Biofeedback can lead to conscious awareness of the pelvic floor and support voluntary contraction of the bladder muscles. A small electrode is inserted into the vagina to measure muscle activity. Acoustic and visual feedback indicates if the correct muscles are controlled and/or the intensity of their contraction (can also be combined with electrotherapy).
Some electrotherapy devices like the STIWELL med4 have a biofeedback function which displays the contractibility via electromyography. Even minute therapy progress is shown to motivate the patient.
Electrotherapy (incontinence after childbirth)
In gynecological applications, electrotherapy can ideally supplement conventional physiotherapy. It shall be used exclusively after childbirth. It supports stability of the pelvic floor and a controlled coordination of the urethral sphincters and pelvic floor muscles.
The electrotherapy device sends electrical pulses to stimulate the nerve cells and strengthen the muscles of pelvic floor and bladder which have been strained during childbirth. A small electrode is inserted into the vagina to send the electrical pulses to the pelvic floor muscles. The electrode may also be attached to the skin to stimulate the pelvic floor.
Electrotherapy in combination with biofeedback (EMG-triggered electrostimulation)
The electrotherapy device also allows combining biofeedback and electrostimulation. This is called EMG-triggered electrostimulation. The patient shall actively contract the pelvic floor muscles and electrostimulation provides another electrical pulse when a preset threshold has been reached. The goal is to continually increase this threshold until the patient can completely contract the muscles without supportive stimulation.
Application of electrotherapy is very easy and ideal for home use. Patients can use some electrotherapy devices at home according to the expert’s instructions (STIWELL med4).
In severe cases medication may be administered to stimulate closure of the bladder sphincter. This may have undesired side-effects and requires consultation with a doctor.
A doctor may prescribe surgery when conservative procedures failed to improve the patient’s condition.
If incontinence after childbirth and pregnancy persists over a longer period of time, it is recommended to seek medical advice. A gynecologic or proctologic examination can diagnose the causes and type of incontinence to enable targeted treatment and therapy of urinary or fecal incontinence.
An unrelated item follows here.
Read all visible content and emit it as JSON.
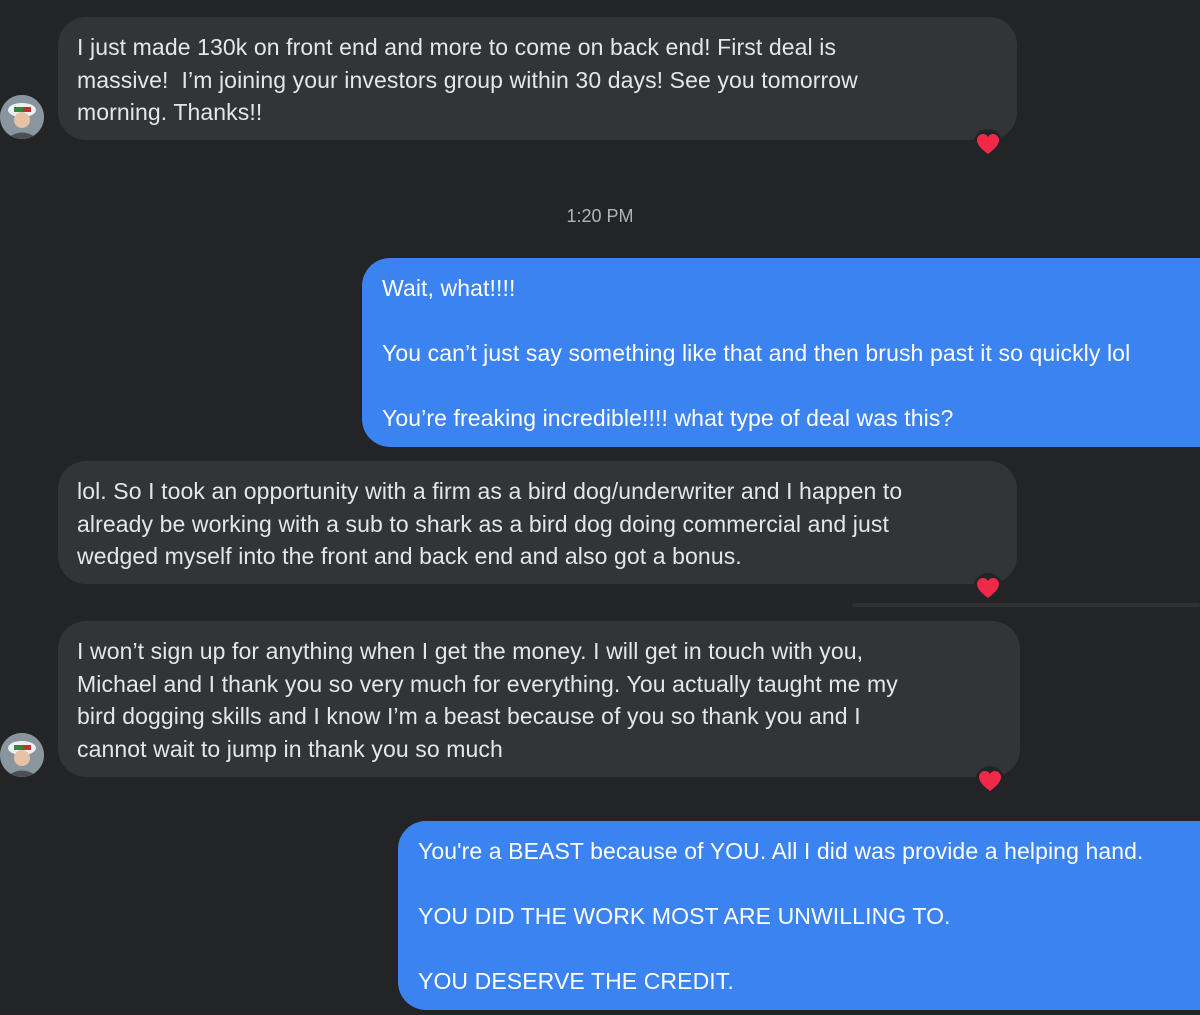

This article contains only general information and must not be used for self-diagnosis or self-treatment. This information does not replace medical advice.